I have recently completed a BA in Film at Victoria. I grew up in Wellington, spent the first two years of my degree in Dunedin, realised I actually like Wellington (Dunedin¹s abundance of chanting and vomiting was not my scene) and came back home again. Since then I have been flatting in a pretty house in Newtown with many varieties of tea and some amiable flatmates with complicated eating requirements. Before Christmas I was an intern at the New Zealand Film Commission for two months. I am very interested in people and how they interact and I want to write about it.
Sam Kelly is a closet writer coming out. Most of the time he's a director of short films, corporate videos, commercials and the like, but when noones looking, in the dead of night, he can be heard tapping clumsily at a keyboard and wondering why it isn't any easier. Sam is currently developing a web series called 'The Adventures of Mutilated Steve' for a Los Angeles company that will be as ridiculous as it sounds.

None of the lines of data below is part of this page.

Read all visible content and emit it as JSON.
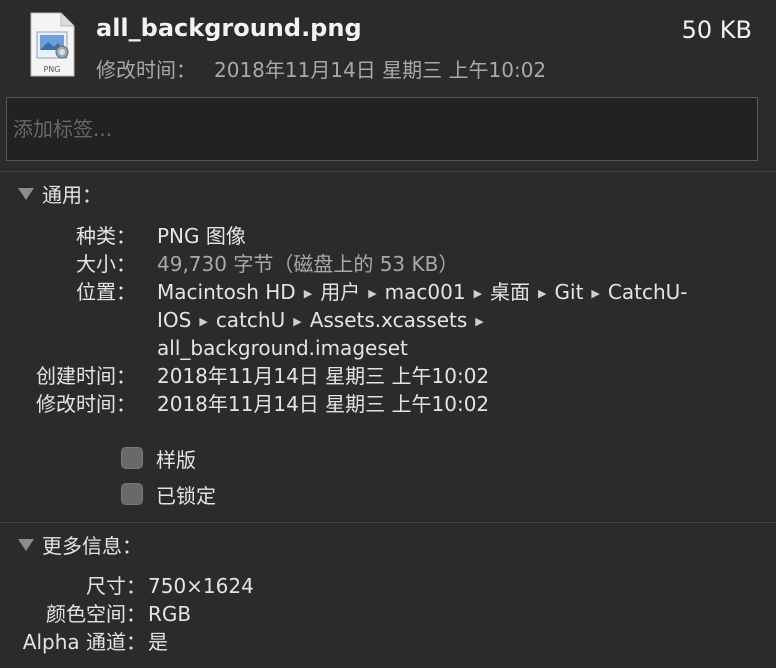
{
  "header": {
    "filename": "all_background.png",
    "filesize": "50 KB",
    "modified_label": "修改时间：",
    "modified_value": "2018年11月14日 星期三 上午10:02",
    "icon_badge": "PNG",
    "icon": "png-image-file-icon"
  },
  "tags": {
    "placeholder": "添加标签..."
  },
  "general": {
    "title": "通用：",
    "kind_label": "种类：",
    "kind_value": "PNG 图像",
    "size_label": "大小：",
    "size_value": "49,730 字节（磁盘上的 53 KB）",
    "where_label": "位置：",
    "path": [
      "Macintosh HD",
      "用户",
      "mac001",
      "桌面",
      "Git",
      "CatchU-IOS",
      "catchU",
      "Assets.xcassets",
      "all_background.imageset"
    ],
    "path_line1_a": "Macintosh HD",
    "path_line1_b": "用户",
    "path_line1_c": "mac001",
    "path_line1_d": "桌面",
    "path_line1_e": "Git",
    "path_line1_f": "CatchU-",
    "path_line2_a": "IOS",
    "path_line2_b": "catchU",
    "path_line2_c": "Assets.xcassets",
    "path_line3": "all_background.imageset",
    "created_label": "创建时间：",
    "created_value": "2018年11月14日 星期三 上午10:02",
    "modified_label": "修改时间：",
    "modified_value": "2018年11月14日 星期三 上午10:02",
    "stationery_label": "样版",
    "stationery_checked": false,
    "locked_label": "已锁定",
    "locked_checked": false
  },
  "more_info": {
    "title": "更多信息：",
    "dimensions_label": "尺寸：",
    "dimensions_value": "750×1624",
    "colorspace_label": "颜色空间：",
    "colorspace_value": "RGB",
    "alpha_label": "Alpha 通道：",
    "alpha_value": "是"
  },
  "colors": {
    "background": "#2c2b2a",
    "text": "#e4e4e4",
    "dim_text": "#a9a9a9"
  }
}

He's also developing a feature film based on a successful 48HOURS blaxploitation film called Maori Detective & the Boogie Fever. It will be the beginning of the long awaited Maorisploitation genre in New Zealand and probably the highest grossing Maori detective film in the world. Sam always speaks in the third person.

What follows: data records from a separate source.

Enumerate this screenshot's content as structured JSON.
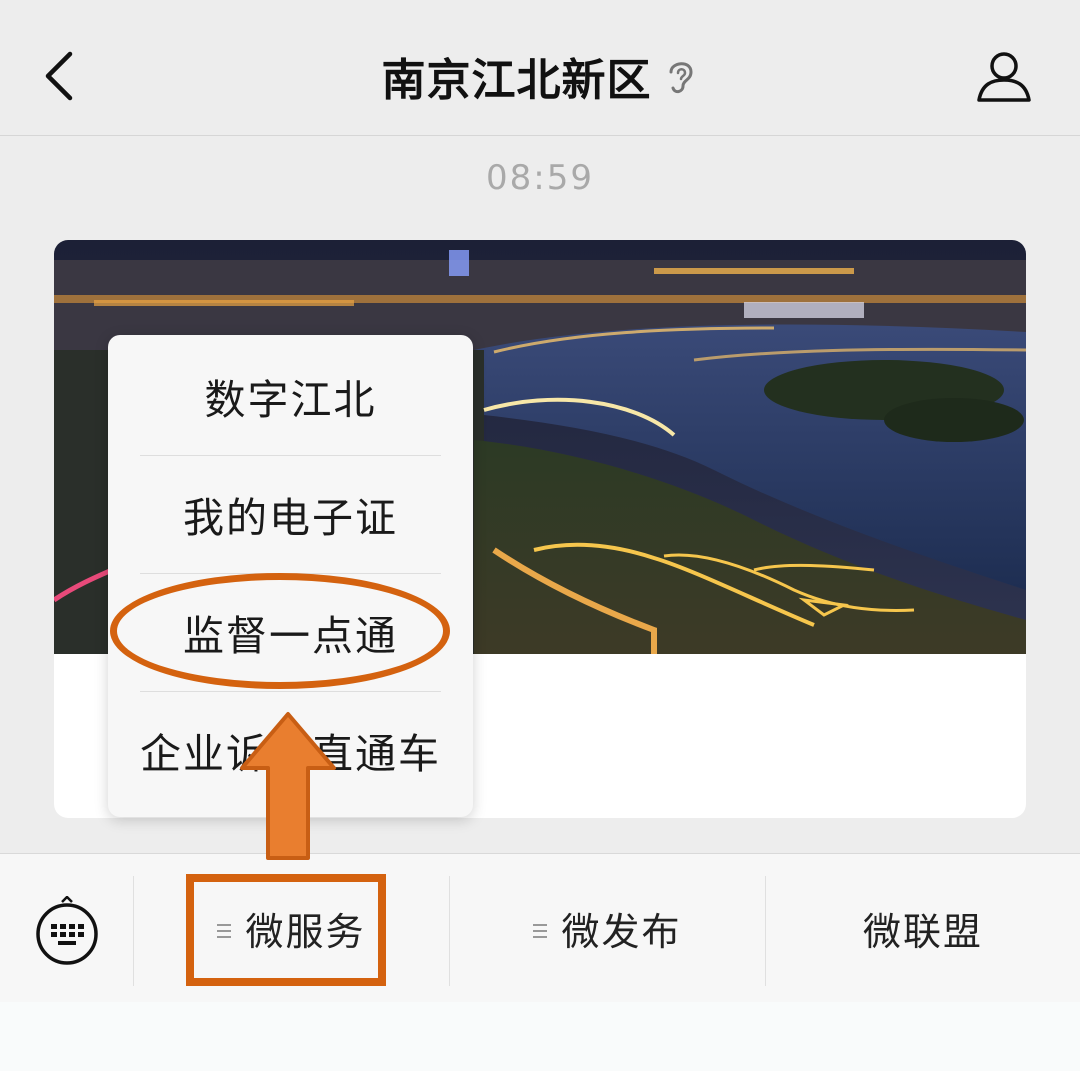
{
  "header": {
    "title": "南京江北新区",
    "back_icon": "chevron-left-icon",
    "ear_icon": "ear-icon",
    "profile_icon": "person-outline-icon"
  },
  "chat": {
    "timestamp": "08:59"
  },
  "popup_menu": {
    "items": [
      {
        "label": "数字江北"
      },
      {
        "label": "我的电子证"
      },
      {
        "label": "监督一点通"
      },
      {
        "label": "企业诉求直通车"
      }
    ]
  },
  "bottom_bar": {
    "keyboard_icon": "keyboard-icon",
    "tabs": [
      {
        "label": "微服务",
        "icon": "submenu-lines-icon"
      },
      {
        "label": "微发布",
        "icon": "submenu-lines-icon"
      },
      {
        "label": "微联盟"
      }
    ]
  },
  "colors": {
    "background": "#ededed",
    "annotation": "#d4620f",
    "arrow_fill": "#e97e2f"
  }
}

The same later that evening. Hannah, twenty-something, sits alone on the chaise longue, eyes closed, her feet tucked under her, a spoon in her lap. In front of the chaise sits a pile of faded baseball videos with books stacked on top including several Diana Gabaldon’s, Harlan Coben’s, Agatha Christie’s, The Complete History of World War II, A History of New Zealand Cricket, Rembrandt van Rijn, The Tudors, Hollywood in the 1950s, Sunset Boulevard, The Crucible, One Size Fits All and Other Fables and The Complete Works of Shakespeare. On top of the books are five DVDs: Black Books Complete Box Set, Disney’s The Lion King, Gladiator, the extended editions of Lord of the Rings and BBC Classics Pride & Prejudice.
John Parker is a writer for film, lighting and sound designer for theatre, producer for opera, and marketing executive for the purpose of paying the bills. He has worked backstage / offcamera in production roles in everything from 'Young & Hungry' plays to game shows, and has written freelance articles for magazines (NZ Listener and Metro Australia) about his experience as a grip/lighting intern on a doomed feature film in New York. Heart of Steel, a featurelength documentary he edited in 2002/03, was selected for the Tribeca Film Festival in 2006.
I have recently finished a BA in Theatre and English at Vic. I have been growing more interested in script writing and in doing this course over the last few years. I became more convinced that this was what I wanted to do when I took a semester long scriptwriting course while on exchange at Berkeley. I am interested in writing for film, television and the stage, although I have had more experience with theatre my major project will be a screenplay.
Leilani comes from Auckland. Her parents came from the villages of Matafa'a, Samoa (dad) and West Coast, South Island (mum). Leilani's first, first play, Tautala appeared in the 2003 Wellington Fringe Festival based on a first draft of 20 pages. Leilani upskilled and attended Whitireia Community Polytech's writing course in 2004. Since then, Leilani has had some nice writing opportunities come her way including an Adams Playreading in 2006 and her first 'proper' play, His Mother's Son produced professionally in2007 in Wellington and Auckland. As an aside to writing life, Leilani has three children and is a usually a public servant.